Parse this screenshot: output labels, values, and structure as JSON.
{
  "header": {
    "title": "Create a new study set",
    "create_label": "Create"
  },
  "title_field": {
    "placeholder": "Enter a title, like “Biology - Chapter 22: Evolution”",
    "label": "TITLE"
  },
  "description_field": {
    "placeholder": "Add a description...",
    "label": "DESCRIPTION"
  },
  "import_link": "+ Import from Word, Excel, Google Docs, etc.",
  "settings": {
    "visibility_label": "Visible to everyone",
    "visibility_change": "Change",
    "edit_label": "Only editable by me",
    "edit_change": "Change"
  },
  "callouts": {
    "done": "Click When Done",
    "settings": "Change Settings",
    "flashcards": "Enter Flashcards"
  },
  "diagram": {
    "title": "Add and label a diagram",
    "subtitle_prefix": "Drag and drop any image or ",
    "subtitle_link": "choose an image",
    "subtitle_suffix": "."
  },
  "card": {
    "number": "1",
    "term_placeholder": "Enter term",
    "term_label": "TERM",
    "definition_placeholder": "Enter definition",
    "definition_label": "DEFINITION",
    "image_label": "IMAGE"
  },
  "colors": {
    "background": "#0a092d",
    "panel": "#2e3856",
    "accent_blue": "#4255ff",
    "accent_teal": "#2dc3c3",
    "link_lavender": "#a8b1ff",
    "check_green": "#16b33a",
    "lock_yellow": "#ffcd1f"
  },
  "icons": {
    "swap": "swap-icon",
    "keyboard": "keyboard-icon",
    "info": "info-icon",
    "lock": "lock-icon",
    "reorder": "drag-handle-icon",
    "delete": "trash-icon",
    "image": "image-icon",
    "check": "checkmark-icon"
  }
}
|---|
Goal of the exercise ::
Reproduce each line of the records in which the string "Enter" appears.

Answer to this task ::
    "placeholder": "Enter a title, like “Biology - Chapter 22: Evolution”",
    "flashcards": "Enter Flashcards"
    "term_placeholder": "Enter term",
    "definition_placeholder": "Enter definition",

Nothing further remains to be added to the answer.